Student bank accounts come with lots of perks. Banks that offer student accounts know you’re tight on cash, so they usually waive fees assessed to other account holders, such as monthly maintenance and debit card fees.
Look for a bank that doesn’t charge overdraft fees, or at least charges less expensive overdraft fees, which recently hit a record high average of over $36 per transaction. When you’re tight on cash, overdrafting your account is an unfortunate risk, so factor this into your account shopping and save yourself more money down the road.
5. Build your savings
Build your savings while you can. If you’re reading this article early enough, get a summer job before your first semester and stash as much money in your savings account as possible. You’ll be glad you did later in the semester when you just need that fancy coffee pick-me-up to get you through the day.
And, if you work in retail or the restaurant industry, a lot of these places will be happy to have you back during winter break! It’s a chance to make a bit more money in between semesters, and they’ll be glad to have the help during the busy holiday season.
6. Save for upfront rental costs
Speaking of savings, it’s never too early to start planning for your first apartment or rented house. As a first-year student, you’ll probably get to live in the dorms. But after that first year, you may want to find a place to live off campus. This is exciting, but there are upfront costs of becoming a new renter, such as:
- An initial deposit of first and last month’s rent (in some cases)
- A security deposit (which you’ll get back if the property is in good shape when you move out)
- Rental insurance
- Application fees
- Credit check fees
These upfront costs can really add up, sometimes to a few thousand dollars, so save up well in advance and be clear on how you’ll split these costs with your roommates.

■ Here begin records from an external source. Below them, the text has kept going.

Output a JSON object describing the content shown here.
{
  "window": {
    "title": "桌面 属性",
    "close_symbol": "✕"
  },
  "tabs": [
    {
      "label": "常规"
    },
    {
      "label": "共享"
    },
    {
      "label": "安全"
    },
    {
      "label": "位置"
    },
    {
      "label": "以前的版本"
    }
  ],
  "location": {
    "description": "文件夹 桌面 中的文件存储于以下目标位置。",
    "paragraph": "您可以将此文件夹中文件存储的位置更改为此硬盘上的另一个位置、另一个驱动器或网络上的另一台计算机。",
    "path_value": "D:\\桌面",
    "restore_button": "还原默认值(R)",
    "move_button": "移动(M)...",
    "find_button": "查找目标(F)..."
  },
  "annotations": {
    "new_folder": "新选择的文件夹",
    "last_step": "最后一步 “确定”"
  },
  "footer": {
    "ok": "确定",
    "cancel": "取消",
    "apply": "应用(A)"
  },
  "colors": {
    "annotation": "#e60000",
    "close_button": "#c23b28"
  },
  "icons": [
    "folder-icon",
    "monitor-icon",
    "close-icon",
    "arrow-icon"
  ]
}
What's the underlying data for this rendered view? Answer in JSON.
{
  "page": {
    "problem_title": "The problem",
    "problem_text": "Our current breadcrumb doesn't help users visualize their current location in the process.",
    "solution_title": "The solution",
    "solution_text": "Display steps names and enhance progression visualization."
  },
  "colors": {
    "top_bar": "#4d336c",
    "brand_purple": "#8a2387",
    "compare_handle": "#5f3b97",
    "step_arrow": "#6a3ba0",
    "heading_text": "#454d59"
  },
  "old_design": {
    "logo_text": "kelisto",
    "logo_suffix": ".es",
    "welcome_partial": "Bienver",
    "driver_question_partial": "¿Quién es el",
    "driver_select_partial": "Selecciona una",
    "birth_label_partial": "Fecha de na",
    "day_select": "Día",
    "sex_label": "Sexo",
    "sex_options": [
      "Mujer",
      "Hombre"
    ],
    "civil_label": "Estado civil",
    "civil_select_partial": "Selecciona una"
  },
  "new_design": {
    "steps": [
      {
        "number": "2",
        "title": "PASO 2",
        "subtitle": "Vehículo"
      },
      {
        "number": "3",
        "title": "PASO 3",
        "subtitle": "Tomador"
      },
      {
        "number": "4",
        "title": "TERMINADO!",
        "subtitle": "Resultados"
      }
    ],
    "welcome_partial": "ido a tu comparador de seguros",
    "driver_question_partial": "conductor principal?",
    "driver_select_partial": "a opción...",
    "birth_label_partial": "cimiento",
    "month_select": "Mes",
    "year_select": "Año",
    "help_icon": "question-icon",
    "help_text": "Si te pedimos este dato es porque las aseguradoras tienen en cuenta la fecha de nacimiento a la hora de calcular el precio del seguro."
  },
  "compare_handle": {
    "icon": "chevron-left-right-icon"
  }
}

7. Take advantage of student discounts
Ah, student discounts. One of the major perks of being a college student. Chances are, restaurants, movie theaters, and even clothing stores around campus offer student discounts to incentivize college students to come in and shop.
Finding places near you that offer student discounts – and frequenting those locations – can save you a few bucks which, over time, adds up. Every little thing helps, right?
8. Get a part-time job
This is one of the best things you can do as a college student. Working a part-time job can give you extra spending money and help you build up your savings for those spring break trips and future rental costs.
If you’re worried about balancing part-time work with your studies, take a deep breath. Consider looking for a job on campus first where the manager might be more understanding of your class schedule.
9. Ask for help
If you’re struggling financially, remember you’re not alone. One study found that more than 70% of college students are stressed about finances. If you can safely go to family for help, don’t let your pride get in the way. They probably want you to succeed just as much as you do.
If that’s not an option, your university may offer financial wellness resources and student food banks to help you make it to your next paycheck. Take advantage of resources around you and ask for help when you need it.
10. Start the path to financial wellness
Your college education will improve your job prospects and open doors you otherwise wouldn’t have access to. But building a successful life isn’t just about landing a great job. You also need to be capable of managing your own financial wellness.
One way to start building financial health in college is to build your credit history. Good credit opens up opportunities down the road such as getting approved for a mortgage or car loan, or even getting a job offer in some cases. Plus, having good credit comes with other perks, like discounts on your auto insurance and credit cards that offer super great cash back or travel rewards.
The good news is, you don’t have to have a credit card to start building credit history. You may want to try a solution like Loqbox, which is a free tool that helps you build credit history while saving money. You can learn more about how Loqbox works here.
For now, have fun preparing for college. We hope you make use of these financially savvy tips to start building a healthy and fulfilling life now so you can ultimately enjoy these next few years with more fun and less stress!